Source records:

_ _ _ _ _

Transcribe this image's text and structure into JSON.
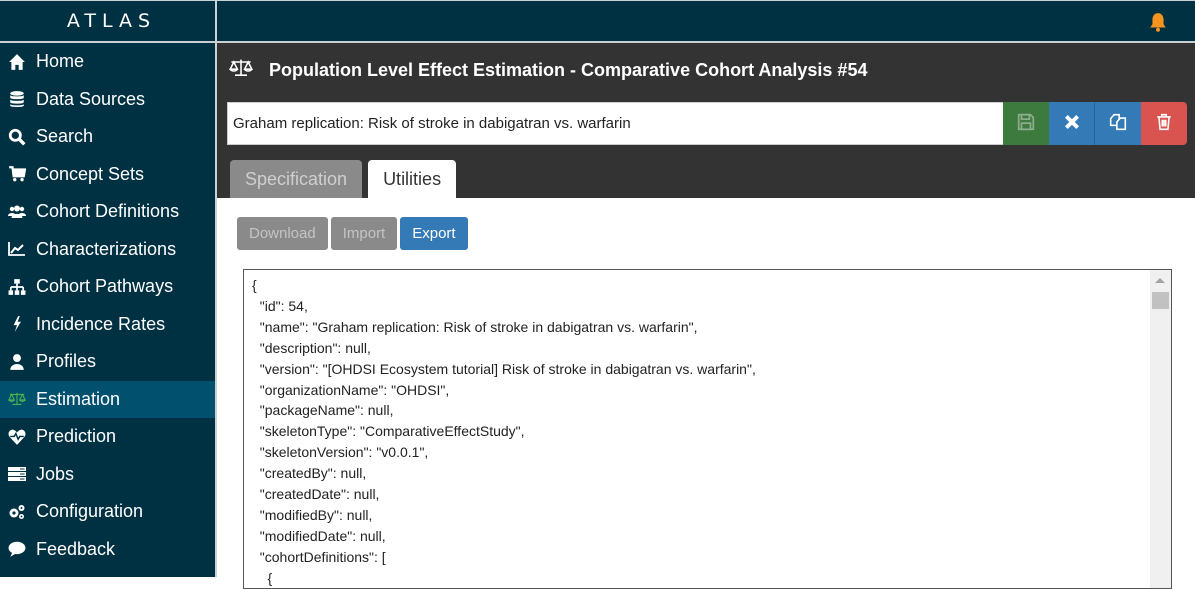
{
  "app": {
    "brand": "ATLAS"
  },
  "sidebar": {
    "items": [
      {
        "label": "Home",
        "icon": "home-icon"
      },
      {
        "label": "Data Sources",
        "icon": "database-icon"
      },
      {
        "label": "Search",
        "icon": "search-icon"
      },
      {
        "label": "Concept Sets",
        "icon": "shopping-cart-icon"
      },
      {
        "label": "Cohort Definitions",
        "icon": "users-icon"
      },
      {
        "label": "Characterizations",
        "icon": "line-chart-icon"
      },
      {
        "label": "Cohort Pathways",
        "icon": "sitemap-icon"
      },
      {
        "label": "Incidence Rates",
        "icon": "bolt-icon"
      },
      {
        "label": "Profiles",
        "icon": "user-icon"
      },
      {
        "label": "Estimation",
        "icon": "balance-scale-icon",
        "active": true
      },
      {
        "label": "Prediction",
        "icon": "heartbeat-icon"
      },
      {
        "label": "Jobs",
        "icon": "tasks-icon"
      },
      {
        "label": "Configuration",
        "icon": "cogs-icon"
      },
      {
        "label": "Feedback",
        "icon": "comment-icon"
      }
    ]
  },
  "topbar": {
    "notification_icon": "bell-icon",
    "accent": "#f7941d"
  },
  "header": {
    "title": "Population Level Effect Estimation - Comparative Cohort Analysis #54",
    "name_value": "Graham replication: Risk of stroke in dabigatran vs. warfarin",
    "buttons": {
      "save": "save-icon",
      "close": "close-icon",
      "copy": "copy-icon",
      "delete": "trash-icon"
    },
    "tabs": [
      {
        "label": "Specification",
        "active": false
      },
      {
        "label": "Utilities",
        "active": true
      }
    ]
  },
  "utilities": {
    "download_label": "Download",
    "import_label": "Import",
    "export_label": "Export",
    "json_text": "{\n  \"id\": 54,\n  \"name\": \"Graham replication: Risk of stroke in dabigatran vs. warfarin\",\n  \"description\": null,\n  \"version\": \"[OHDSI Ecosystem tutorial] Risk of stroke in dabigatran vs. warfarin\",\n  \"organizationName\": \"OHDSI\",\n  \"packageName\": null,\n  \"skeletonType\": \"ComparativeEffectStudy\",\n  \"skeletonVersion\": \"v0.0.1\",\n  \"createdBy\": null,\n  \"createdDate\": null,\n  \"modifiedBy\": null,\n  \"modifiedDate\": null,\n  \"cohortDefinitions\": [\n    {"
  },
  "colors": {
    "sidebar_bg": "#003142",
    "active_item_bg": "#00506e",
    "header_bg": "#333333",
    "save_green": "#3d7a3d",
    "primary_blue": "#337ab7",
    "danger_red": "#d9534f"
  }
}
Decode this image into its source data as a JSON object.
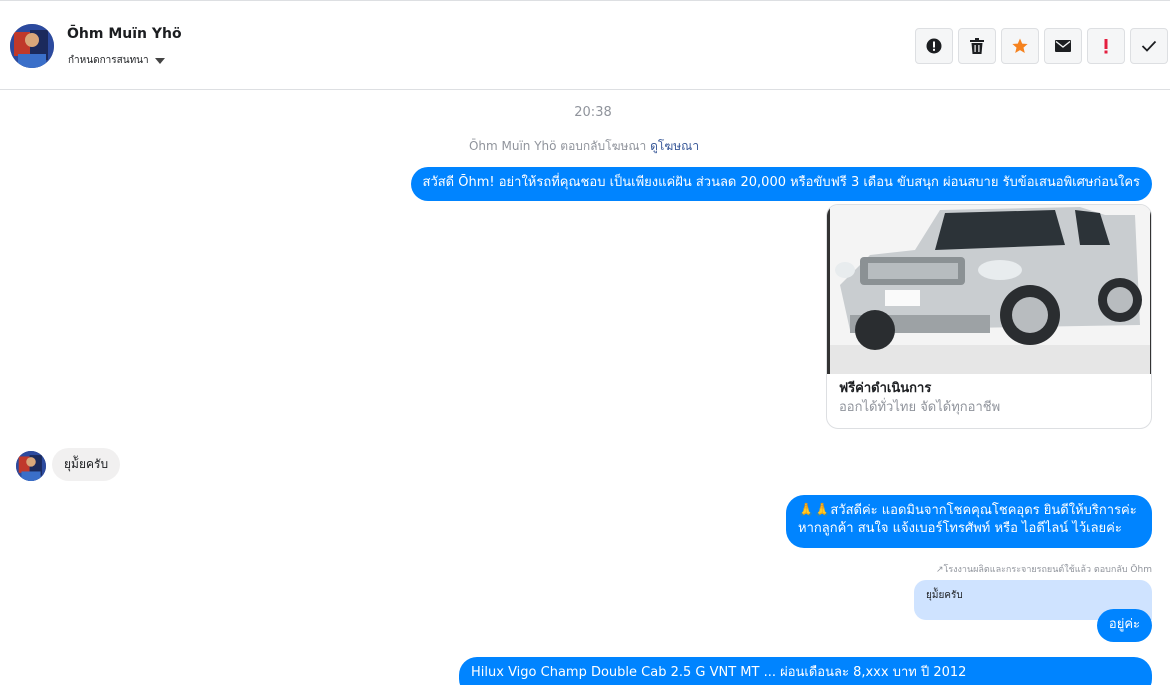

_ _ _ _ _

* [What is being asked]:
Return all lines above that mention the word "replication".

* [Solution to the problem]:
    "name_value": "Graham replication: Risk of stroke in dabigatran vs. warfarin",
    "json_text": "{\n  \"id\": 54,\n  \"name\": \"Graham replication: Risk of stroke in dabigatran vs. warfarin\",\n  \"description\": null,\n  \"version\": \"[OHDSI Ecosystem tutorial] Risk of stroke in dabigatran vs. warfarin\",\n  \"organizationName\": \"OHDSI\",\n  \"packageName\": null,\n  \"skeletonType\": \"ComparativeEffectStudy\",\n  \"skeletonVersion\": \"v0.0.1\",\n  \"createdBy\": null,\n  \"createdDate\": null,\n  \"modifiedBy\": null,\n  \"modifiedDate\": null,\n  \"cohortDefinitions\": [\n    {"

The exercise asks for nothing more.